    I have received and read your letter of January 1, and will now try to answer it.17MR 298.1

    I cannot advise you to keep anyone on the board of the Publishing Association who does not fill that position faithfully and with consecrated ability. Those who are placed in positions of trust in God's work must be as true as steel to principle, honoring their position. Those who are on the ground will know best what should be done in the case to which you refer.17MR 298.2

    I have feared that Brother W. O. Palmer would not be successful in his business enterprises. You will remember, perhaps, that when I was leaving Nashville, he was there; [and] he asked me in regard to the food business. I told him that if this business were entered into for self-profit, it would not have God's commendation. He said, “That settles the matter for me. I will keep out of the food business.”17MR 298.3

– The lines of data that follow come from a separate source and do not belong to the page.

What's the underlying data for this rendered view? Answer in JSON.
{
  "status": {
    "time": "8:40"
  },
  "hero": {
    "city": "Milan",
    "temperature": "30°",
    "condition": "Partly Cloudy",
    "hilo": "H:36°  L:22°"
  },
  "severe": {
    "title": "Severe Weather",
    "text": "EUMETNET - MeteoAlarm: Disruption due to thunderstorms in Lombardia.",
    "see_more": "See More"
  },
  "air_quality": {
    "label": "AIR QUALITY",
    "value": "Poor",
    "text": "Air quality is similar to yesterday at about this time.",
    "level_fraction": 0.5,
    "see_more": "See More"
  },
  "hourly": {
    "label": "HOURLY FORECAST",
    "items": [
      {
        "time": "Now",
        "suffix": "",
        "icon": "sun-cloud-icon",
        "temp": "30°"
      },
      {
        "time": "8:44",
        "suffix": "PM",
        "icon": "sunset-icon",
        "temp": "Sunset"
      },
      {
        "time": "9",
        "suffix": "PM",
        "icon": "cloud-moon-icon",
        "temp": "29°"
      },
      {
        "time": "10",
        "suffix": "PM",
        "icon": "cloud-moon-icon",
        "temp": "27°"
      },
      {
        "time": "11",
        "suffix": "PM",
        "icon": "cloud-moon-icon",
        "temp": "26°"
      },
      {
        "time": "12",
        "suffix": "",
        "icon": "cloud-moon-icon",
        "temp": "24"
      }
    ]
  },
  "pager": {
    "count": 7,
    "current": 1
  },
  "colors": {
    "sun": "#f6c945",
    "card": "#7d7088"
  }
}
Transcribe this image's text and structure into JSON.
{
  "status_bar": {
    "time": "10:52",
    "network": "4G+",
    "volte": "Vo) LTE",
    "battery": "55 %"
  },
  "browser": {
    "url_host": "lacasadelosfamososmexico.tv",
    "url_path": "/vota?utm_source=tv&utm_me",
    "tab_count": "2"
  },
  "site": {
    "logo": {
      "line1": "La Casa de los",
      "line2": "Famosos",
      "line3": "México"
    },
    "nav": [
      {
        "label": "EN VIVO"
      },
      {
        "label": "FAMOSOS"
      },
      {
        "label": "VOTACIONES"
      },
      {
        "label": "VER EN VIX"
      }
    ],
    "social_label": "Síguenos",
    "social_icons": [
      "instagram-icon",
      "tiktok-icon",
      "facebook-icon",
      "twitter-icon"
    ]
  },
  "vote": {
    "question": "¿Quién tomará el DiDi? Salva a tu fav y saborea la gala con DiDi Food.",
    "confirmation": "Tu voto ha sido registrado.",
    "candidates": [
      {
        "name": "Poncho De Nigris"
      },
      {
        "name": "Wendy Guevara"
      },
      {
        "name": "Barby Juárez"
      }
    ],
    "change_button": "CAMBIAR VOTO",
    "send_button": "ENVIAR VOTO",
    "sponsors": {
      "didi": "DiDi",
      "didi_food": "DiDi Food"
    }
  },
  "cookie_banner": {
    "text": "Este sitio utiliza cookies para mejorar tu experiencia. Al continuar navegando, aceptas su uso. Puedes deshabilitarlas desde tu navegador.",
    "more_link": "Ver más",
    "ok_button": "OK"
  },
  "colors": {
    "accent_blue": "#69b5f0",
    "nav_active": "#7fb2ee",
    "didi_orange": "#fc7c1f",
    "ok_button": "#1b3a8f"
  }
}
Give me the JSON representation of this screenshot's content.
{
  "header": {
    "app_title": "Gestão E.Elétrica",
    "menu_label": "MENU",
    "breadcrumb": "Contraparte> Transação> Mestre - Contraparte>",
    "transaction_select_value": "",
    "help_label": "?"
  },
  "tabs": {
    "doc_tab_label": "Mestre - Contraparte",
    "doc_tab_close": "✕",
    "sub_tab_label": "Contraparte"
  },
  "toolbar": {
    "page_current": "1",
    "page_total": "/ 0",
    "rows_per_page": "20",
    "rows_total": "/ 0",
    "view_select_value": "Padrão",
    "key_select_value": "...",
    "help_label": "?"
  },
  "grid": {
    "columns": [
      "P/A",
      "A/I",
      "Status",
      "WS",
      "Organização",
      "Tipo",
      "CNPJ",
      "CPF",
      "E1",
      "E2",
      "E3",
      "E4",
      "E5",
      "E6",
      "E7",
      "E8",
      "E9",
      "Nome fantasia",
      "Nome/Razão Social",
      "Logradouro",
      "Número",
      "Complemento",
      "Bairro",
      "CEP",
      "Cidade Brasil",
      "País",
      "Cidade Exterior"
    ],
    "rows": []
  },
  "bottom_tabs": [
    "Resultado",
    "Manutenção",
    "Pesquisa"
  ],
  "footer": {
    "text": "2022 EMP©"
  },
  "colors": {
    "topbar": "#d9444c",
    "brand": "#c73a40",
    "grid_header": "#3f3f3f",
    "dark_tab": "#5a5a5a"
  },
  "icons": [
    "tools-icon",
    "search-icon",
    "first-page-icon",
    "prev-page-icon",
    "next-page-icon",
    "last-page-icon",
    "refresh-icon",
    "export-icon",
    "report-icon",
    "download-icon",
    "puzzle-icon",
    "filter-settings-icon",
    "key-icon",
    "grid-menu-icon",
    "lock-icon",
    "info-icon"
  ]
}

    Brother Palmer should not enter into large business enterprises, for he is too free with money, and he will always be worsted. I did not expect the Dixie Food Company to prove a success, and I did not want Edson to have any part in it whatever.17MR 298.4

    I feel very, very sorry for Brother Palmer. If he has done wrong in any way, try to help him for Christ's sake. Save him if you can. I hope and pray that he will come out of this experience without losing his hold on God. The light given me regarding him is that his greatest danger is in uniting with worldly men, and thus losing his interest in the truth. I have a letter written to him that I must send him.17MR 298.5

    Is it not your duty to take up the case of the man who says that Brother Palmer has wronged him, and see that justice is done him? Brother Palmer has excellent abilities. When he is sanctified, body, soul, and spirit, God can use him. But when he loses his hold on God, his natural tendencies to wrong take control, and he deals unjustly.—Letter 15, 1904.17MR 299.1

    Ellen G. White Estate

    Washington, D. C.,

    August 6, 1987.

    Entire Letter.